• Work instruction:
Please retype all the records below exactly as they read.

• Data records:
------------------------------------

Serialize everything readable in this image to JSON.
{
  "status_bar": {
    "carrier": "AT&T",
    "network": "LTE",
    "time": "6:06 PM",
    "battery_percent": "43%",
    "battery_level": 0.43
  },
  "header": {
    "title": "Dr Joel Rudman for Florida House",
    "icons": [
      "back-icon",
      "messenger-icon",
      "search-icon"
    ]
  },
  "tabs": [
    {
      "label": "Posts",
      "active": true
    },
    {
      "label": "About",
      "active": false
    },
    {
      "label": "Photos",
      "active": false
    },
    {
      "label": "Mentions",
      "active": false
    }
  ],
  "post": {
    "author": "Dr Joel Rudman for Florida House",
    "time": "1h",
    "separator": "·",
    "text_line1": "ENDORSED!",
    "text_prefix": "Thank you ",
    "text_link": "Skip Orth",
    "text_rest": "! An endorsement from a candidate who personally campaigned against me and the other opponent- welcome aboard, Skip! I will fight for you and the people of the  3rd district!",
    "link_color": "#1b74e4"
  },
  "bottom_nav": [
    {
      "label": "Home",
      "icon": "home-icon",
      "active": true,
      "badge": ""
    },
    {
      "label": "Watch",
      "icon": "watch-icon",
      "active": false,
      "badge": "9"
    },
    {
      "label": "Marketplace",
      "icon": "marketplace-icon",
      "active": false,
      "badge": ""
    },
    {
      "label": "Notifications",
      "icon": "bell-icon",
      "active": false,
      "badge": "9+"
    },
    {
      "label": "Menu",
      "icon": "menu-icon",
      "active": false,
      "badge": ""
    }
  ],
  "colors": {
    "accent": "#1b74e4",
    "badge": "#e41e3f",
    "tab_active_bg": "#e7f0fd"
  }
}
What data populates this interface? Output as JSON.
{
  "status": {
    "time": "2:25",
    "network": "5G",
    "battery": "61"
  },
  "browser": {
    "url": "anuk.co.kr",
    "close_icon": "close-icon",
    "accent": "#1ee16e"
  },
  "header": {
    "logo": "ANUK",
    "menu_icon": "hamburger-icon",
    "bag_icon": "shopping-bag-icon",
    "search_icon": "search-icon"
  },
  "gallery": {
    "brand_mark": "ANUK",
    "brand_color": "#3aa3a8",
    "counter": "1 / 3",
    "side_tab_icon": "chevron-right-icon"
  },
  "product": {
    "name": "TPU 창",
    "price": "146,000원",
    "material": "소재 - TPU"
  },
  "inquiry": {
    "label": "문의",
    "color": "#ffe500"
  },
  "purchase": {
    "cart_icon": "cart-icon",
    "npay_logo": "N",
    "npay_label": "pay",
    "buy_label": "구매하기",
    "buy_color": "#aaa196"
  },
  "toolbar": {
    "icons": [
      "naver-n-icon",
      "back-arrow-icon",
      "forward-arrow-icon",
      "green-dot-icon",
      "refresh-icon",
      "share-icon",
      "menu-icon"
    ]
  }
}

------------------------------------

• Result of this exercise:
Serialize everything readable in this image to JSON.
{
  "status_bar": {
    "carrier": "AT&T",
    "network": "LTE",
    "time": "6:06 PM",
    "battery_percent": "43%",
    "battery_level": 0.43
  },
  "header": {
    "title": "Dr Joel Rudman for Florida House",
    "icons": [
      "back-icon",
      "messenger-icon",
      "search-icon"
    ]
  },
  "tabs": [
    {
      "label": "Posts",
      "active": true
    },
    {
      "label": "About",
      "active": false
    },
    {
      "label": "Photos",
      "active": false
    },
    {
      "label": "Mentions",
      "active": false
    }
  ],
  "post": {
    "author": "Dr Joel Rudman for Florida House",
    "time": "1h",
    "separator": "·",
    "text_line1": "ENDORSED!",
    "text_prefix": "Thank you ",
    "text_link": "Skip Orth",
    "text_rest": "! An endorsement from a candidate who personally campaigned against me and the other opponent- welcome aboard, Skip! I will fight for you and the people of the  3rd district!",
    "link_color": "#1b74e4"
  },
  "bottom_nav": [
    {
      "label": "Home",
      "icon": "home-icon",
      "active": true,
      "badge": ""
    },
    {
      "label": "Watch",
      "icon": "watch-icon",
      "active": false,
      "badge": "9"
    },
    {
      "label": "Marketplace",
      "icon": "marketplace-icon",
      "active": false,
      "badge": ""
    },
    {
      "label": "Notifications",
      "icon": "bell-icon",
      "active": false,
      "badge": "9+"
    },
    {
      "label": "Menu",
      "icon": "menu-icon",
      "active": false,
      "badge": ""
    }
  ],
  "colors": {
    "accent": "#1b74e4",
    "badge": "#e41e3f",
    "tab_active_bg": "#e7f0fd"
  }
}
What data populates this interface? Output as JSON.
{
  "status": {
    "time": "2:25",
    "network": "5G",
    "battery": "61"
  },
  "browser": {
    "url": "anuk.co.kr",
    "close_icon": "close-icon",
    "accent": "#1ee16e"
  },
  "header": {
    "logo": "ANUK",
    "menu_icon": "hamburger-icon",
    "bag_icon": "shopping-bag-icon",
    "search_icon": "search-icon"
  },
  "gallery": {
    "brand_mark": "ANUK",
    "brand_color": "#3aa3a8",
    "counter": "1 / 3",
    "side_tab_icon": "chevron-right-icon"
  },
  "product": {
    "name": "TPU 창",
    "price": "146,000원",
    "material": "소재 - TPU"
  },
  "inquiry": {
    "label": "문의",
    "color": "#ffe500"
  },
  "purchase": {
    "cart_icon": "cart-icon",
    "npay_logo": "N",
    "npay_label": "pay",
    "buy_label": "구매하기",
    "buy_color": "#aaa196"
  },
  "toolbar": {
    "icons": [
      "naver-n-icon",
      "back-arrow-icon",
      "forward-arrow-icon",
      "green-dot-icon",
      "refresh-icon",
      "share-icon",
      "menu-icon"
    ]
  }
}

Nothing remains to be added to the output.